We sit down with the artist to talk about the art behind African Giant and his use of currency to creates collages that tell ambitious stories.
"Currency is something that for the most part doesn't exist," Sajjad tells me over a crackling phone line. It would have been hard to hear him if he didn't speak firmly. "It's all about trust. We trust that a bill is worth a certain value. That's what makes it real. It's an interesting duality play on something that's real but at the same time isn't."
This philosophy is what informs Sajjad's art. Using currency, the artist creates collages that tell ambitious stories about unifying countries. In 2019, he created the artwork for one of the best and most important albums to come out of the modern Nigerian—and African—music scene, Burna Boy's Grammy-nominated African Giant.

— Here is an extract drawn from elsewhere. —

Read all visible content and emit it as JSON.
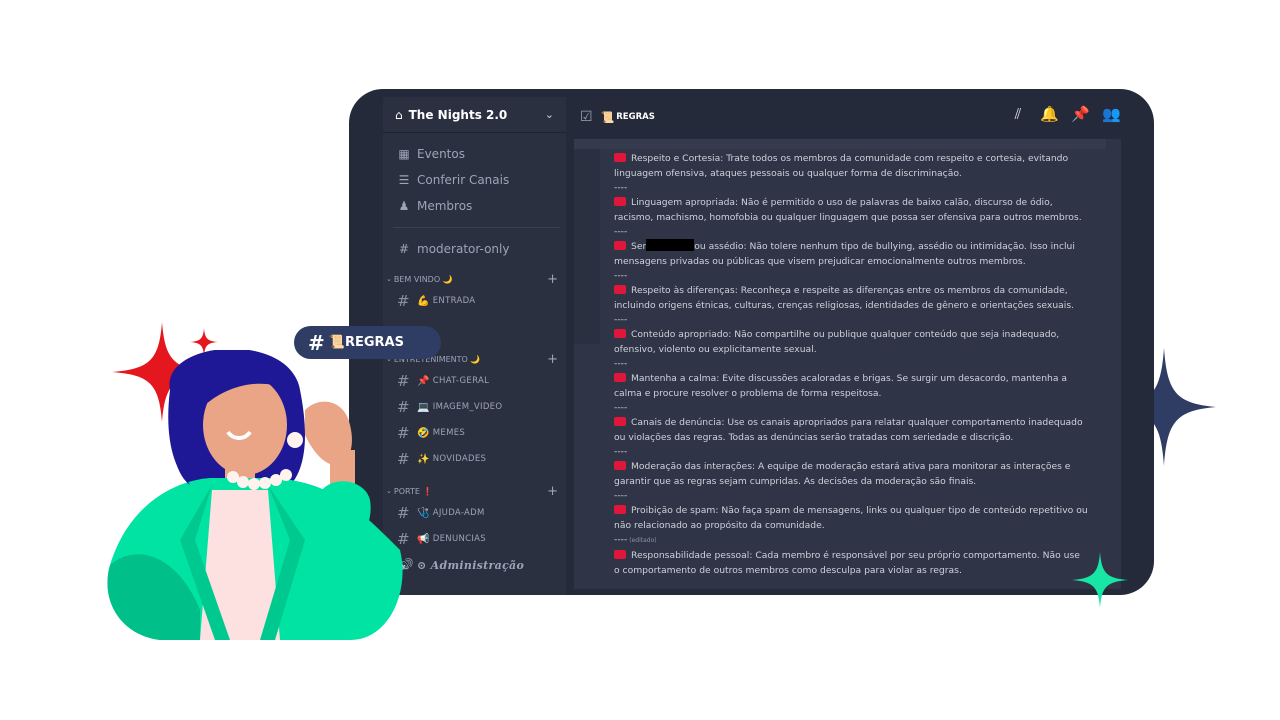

Sajjad got the idea to start using currency as an artistic medium in 2016, when stopping at a New York City bodega—"these little convenience stores on every corner that sell everything!"—where he saw that they had put up dollar bills on the wall from the first few people who had bought things there. It was at that moment something in him clicked and he realized how many powerful stories physical bills could tell and represent. Inspired by this, Sajjad began a journey of using currency and other mundane everyday objects to create art that tells a bigger story.
We sat down with the artist to talk about designing the album art of Burna Boy's African Giant, the power of currency and what the future holds for him.
Sajjad. Photo: Dan Solomito